WHAT THE EXERCISE ASKS
Working through the entries below, find how many lines include the string "bitcoin"; give only that number.

Data items
►

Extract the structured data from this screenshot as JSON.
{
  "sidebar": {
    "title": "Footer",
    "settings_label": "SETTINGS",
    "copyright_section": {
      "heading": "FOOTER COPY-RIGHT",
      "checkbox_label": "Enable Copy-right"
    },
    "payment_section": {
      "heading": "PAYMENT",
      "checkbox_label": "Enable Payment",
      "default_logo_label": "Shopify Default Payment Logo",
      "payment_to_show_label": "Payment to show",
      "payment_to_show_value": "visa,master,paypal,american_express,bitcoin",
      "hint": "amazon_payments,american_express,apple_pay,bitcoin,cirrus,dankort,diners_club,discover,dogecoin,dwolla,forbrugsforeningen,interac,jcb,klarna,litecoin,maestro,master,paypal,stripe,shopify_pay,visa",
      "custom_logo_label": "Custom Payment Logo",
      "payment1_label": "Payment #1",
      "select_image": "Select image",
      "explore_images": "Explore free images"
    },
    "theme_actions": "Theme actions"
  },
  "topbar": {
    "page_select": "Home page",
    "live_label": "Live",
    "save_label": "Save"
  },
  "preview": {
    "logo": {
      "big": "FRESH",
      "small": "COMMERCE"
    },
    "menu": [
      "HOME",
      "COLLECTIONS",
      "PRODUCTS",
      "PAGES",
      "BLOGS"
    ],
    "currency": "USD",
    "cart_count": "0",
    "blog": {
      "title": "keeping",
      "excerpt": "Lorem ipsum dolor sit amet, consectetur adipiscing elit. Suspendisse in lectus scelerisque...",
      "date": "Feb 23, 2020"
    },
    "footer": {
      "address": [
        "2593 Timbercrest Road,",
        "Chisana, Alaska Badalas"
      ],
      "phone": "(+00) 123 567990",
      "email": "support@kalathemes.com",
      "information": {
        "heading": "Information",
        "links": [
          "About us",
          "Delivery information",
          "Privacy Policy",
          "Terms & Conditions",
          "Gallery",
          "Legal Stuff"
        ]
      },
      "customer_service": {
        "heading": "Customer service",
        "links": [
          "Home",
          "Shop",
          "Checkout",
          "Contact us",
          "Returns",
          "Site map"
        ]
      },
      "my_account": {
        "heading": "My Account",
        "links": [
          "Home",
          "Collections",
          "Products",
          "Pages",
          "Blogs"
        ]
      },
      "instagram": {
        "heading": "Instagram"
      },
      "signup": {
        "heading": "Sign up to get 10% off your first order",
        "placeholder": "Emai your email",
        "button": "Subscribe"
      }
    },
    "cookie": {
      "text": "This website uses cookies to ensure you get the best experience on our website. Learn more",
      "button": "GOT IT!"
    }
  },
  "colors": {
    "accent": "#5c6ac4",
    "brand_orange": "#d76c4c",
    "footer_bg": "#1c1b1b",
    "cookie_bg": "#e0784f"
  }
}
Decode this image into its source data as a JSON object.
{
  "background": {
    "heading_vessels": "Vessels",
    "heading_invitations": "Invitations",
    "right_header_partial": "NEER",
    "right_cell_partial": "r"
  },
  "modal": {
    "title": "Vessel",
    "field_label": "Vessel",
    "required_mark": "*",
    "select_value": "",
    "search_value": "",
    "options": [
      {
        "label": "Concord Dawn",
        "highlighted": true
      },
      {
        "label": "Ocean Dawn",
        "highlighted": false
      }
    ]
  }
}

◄

TASK RESPONSE
2